Economic Incentives, Institutional and Cultural Change: the Evolution of Slavery in the Us South

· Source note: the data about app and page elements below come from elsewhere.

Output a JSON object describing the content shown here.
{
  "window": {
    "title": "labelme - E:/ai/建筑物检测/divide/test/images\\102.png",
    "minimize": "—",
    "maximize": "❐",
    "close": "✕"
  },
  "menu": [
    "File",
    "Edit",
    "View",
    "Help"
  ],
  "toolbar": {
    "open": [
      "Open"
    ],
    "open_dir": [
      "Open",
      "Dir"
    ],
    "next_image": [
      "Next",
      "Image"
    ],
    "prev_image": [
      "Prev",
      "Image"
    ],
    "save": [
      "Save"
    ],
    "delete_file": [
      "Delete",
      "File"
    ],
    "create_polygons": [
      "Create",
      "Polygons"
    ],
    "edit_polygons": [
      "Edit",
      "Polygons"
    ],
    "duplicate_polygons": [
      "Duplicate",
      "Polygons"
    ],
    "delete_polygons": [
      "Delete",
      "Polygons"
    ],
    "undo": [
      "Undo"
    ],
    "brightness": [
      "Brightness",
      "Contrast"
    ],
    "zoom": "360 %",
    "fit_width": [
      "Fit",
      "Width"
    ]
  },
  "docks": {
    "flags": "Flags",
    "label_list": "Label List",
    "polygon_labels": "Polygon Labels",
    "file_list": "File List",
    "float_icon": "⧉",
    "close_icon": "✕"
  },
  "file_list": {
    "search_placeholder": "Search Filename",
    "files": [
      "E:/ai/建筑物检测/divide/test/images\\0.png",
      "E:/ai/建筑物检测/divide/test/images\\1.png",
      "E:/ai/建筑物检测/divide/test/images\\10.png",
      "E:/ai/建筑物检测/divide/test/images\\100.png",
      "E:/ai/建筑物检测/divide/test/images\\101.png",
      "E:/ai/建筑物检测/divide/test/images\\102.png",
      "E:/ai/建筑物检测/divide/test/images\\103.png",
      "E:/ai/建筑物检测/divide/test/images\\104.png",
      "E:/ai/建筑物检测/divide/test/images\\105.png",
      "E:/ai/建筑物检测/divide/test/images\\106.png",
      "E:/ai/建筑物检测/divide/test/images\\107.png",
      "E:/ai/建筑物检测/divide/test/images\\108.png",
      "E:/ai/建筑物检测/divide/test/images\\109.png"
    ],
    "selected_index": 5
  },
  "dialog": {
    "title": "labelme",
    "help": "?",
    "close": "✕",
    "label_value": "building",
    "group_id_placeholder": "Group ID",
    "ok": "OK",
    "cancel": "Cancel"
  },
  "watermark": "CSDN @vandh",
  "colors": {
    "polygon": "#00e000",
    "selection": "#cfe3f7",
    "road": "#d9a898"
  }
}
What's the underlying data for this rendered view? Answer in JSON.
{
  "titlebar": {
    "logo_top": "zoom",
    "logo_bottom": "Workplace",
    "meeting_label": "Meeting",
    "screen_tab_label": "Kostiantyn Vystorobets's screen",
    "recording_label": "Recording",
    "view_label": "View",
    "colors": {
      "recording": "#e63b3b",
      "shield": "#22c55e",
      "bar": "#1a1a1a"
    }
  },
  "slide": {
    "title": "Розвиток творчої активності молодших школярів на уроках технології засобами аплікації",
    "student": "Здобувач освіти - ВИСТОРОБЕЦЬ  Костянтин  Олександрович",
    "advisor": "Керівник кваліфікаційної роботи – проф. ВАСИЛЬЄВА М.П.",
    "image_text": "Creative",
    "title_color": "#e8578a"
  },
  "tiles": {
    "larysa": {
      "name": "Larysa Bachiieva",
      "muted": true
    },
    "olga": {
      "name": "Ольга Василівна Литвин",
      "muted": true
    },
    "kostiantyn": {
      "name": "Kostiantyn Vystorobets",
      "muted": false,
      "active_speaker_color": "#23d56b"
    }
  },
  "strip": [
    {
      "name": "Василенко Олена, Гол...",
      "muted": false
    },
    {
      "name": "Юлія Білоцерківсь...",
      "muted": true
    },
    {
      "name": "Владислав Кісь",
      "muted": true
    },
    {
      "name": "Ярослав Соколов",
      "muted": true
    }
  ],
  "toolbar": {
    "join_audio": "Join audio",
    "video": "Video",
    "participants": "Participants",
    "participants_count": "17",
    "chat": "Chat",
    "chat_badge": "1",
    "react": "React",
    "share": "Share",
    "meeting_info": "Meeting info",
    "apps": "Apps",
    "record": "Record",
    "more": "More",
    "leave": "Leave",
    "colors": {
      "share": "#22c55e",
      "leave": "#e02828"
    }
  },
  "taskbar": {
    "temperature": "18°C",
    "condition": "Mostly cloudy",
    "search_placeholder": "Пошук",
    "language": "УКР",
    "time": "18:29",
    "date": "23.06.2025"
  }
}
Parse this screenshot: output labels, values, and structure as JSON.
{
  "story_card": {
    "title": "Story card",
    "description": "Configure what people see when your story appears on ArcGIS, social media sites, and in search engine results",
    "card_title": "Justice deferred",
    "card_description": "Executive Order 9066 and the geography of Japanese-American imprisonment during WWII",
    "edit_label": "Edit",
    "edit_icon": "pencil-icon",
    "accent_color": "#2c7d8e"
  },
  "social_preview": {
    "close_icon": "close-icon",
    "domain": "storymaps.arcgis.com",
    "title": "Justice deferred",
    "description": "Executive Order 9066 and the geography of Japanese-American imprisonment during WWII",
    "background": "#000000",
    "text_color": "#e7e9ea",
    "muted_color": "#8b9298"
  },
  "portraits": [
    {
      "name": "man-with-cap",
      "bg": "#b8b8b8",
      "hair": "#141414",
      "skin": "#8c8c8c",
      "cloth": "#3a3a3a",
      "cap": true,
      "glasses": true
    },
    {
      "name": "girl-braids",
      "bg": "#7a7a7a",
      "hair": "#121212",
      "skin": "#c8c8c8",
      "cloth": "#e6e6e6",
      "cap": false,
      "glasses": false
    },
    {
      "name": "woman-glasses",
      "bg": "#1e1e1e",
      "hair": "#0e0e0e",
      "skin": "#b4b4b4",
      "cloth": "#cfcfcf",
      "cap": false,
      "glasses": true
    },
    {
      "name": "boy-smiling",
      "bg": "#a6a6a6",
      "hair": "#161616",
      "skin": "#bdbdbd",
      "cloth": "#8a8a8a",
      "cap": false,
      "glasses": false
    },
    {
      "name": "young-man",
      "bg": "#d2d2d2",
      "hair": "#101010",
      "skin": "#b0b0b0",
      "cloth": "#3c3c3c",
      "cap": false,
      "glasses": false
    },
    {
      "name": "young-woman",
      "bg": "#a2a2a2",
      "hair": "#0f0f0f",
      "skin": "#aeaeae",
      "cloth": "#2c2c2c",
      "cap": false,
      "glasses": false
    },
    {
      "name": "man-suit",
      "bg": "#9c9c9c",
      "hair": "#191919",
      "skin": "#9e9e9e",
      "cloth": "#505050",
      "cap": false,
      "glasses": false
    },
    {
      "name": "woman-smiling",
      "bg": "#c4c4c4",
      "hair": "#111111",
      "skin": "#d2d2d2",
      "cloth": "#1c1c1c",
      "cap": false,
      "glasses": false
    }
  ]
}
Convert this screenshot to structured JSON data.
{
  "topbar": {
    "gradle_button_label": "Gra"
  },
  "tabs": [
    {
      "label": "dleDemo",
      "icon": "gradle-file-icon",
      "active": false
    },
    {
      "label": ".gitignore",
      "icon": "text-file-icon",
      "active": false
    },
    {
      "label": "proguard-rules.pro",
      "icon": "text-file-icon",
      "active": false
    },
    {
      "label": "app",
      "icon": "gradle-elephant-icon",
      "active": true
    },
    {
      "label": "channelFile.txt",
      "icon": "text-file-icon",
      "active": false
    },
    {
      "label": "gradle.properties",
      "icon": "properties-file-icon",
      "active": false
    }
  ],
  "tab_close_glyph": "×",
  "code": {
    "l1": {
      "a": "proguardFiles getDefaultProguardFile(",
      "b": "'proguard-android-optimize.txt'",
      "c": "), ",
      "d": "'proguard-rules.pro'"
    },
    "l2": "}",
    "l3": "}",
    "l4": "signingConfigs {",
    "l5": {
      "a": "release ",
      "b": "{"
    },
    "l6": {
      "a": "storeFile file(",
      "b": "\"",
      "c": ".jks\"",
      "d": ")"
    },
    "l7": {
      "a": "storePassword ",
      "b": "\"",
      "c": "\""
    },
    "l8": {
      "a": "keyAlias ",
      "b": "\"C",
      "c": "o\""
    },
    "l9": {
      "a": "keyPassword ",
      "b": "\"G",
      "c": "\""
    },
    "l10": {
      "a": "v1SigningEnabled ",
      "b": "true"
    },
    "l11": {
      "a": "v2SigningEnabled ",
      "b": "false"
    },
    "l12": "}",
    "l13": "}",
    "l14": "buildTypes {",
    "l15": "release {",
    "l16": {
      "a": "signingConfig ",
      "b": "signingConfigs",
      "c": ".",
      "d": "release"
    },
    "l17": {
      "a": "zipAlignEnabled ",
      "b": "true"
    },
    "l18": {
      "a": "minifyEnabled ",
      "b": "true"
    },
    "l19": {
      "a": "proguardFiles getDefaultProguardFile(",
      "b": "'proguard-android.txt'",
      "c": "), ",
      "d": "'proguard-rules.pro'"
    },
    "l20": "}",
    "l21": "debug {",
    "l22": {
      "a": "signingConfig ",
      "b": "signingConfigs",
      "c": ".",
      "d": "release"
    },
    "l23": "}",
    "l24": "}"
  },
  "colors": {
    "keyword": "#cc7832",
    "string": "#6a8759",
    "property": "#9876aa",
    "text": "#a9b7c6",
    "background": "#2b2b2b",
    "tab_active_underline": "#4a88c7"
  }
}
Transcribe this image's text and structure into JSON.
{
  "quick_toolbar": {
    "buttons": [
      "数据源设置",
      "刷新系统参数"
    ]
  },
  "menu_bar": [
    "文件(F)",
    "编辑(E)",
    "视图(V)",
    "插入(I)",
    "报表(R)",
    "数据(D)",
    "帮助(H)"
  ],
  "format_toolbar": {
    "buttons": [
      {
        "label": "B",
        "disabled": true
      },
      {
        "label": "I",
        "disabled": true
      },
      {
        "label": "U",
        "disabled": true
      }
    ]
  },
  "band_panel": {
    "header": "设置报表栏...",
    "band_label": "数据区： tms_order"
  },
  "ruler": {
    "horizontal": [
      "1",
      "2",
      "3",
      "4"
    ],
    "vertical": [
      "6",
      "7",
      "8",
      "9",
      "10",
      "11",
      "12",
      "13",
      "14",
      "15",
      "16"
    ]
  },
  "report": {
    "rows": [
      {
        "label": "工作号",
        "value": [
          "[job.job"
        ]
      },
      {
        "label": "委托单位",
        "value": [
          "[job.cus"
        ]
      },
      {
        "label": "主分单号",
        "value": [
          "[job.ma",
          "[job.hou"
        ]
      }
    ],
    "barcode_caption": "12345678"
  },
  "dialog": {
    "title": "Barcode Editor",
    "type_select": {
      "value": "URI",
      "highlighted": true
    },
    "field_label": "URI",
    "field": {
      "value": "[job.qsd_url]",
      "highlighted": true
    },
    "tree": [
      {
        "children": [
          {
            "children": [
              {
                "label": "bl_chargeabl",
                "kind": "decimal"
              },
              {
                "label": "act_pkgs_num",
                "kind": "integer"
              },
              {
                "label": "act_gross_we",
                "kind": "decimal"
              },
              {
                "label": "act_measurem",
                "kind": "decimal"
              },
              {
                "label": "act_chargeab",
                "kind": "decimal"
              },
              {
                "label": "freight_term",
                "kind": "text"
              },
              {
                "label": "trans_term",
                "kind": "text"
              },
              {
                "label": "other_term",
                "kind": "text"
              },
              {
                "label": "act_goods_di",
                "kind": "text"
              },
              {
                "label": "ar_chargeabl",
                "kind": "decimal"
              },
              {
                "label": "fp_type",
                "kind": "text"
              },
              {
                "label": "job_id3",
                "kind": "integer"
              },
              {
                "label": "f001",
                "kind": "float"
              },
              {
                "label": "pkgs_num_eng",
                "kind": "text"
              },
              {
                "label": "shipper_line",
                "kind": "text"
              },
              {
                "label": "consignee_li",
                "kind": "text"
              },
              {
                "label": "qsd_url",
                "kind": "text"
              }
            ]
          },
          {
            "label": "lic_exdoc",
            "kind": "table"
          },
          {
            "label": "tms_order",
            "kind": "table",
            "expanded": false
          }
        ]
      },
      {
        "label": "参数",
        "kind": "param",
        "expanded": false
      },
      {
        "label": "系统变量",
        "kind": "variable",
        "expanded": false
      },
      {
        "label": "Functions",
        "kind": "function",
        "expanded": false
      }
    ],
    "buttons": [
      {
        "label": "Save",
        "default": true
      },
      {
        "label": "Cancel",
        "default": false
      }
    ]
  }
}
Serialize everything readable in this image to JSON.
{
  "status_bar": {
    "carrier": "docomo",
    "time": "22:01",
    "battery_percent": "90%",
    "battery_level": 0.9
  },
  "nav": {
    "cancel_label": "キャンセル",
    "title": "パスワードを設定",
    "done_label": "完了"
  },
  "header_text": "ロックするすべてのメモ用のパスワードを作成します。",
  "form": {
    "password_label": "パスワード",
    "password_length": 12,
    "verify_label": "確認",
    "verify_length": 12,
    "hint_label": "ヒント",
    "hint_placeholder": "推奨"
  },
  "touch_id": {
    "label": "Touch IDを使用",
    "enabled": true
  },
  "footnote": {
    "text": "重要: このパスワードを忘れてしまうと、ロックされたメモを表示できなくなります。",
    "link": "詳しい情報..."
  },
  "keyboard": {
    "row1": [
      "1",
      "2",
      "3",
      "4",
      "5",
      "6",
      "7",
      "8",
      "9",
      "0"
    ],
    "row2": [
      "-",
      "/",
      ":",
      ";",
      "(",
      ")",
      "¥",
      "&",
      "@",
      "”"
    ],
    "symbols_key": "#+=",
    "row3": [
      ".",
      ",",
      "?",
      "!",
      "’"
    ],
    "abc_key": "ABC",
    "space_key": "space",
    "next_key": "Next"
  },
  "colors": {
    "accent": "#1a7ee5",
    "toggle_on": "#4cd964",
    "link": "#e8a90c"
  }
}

Abstract: This paper establishes that, under the same institutional setting, divergent local economic incentives determine divergent patterns in institutional, political and cultural environment. We first show how changes in agricultural incentives shaped the distribution of slave labor in the US South. To do so we propose a theory that links the comparative advantage in the production of different crops to the efficient use of slave labor and free labor. We then use data on land suitability for different crops and changes in the quantity and type of available land, due to the westward expansion, to predict the evolution of the counties’ relative advantage in the production of specific crops. We finally show that changes in economic incentives affected agricultural production decisions and ultimately determined the relocation of slaves across the US South. In the second part of the paper we turn to the exploration of the cultural and political implications of these economic shocks. We use Southern Newspapers and predict pattern of slave manumission to show that economic incentives affected the moral attitudes towards slavery. Finally we examine congressman roll call behavior, presidential and gubernatorial election to study the effects of economic changes on political ideology and political support for the institution of slavery.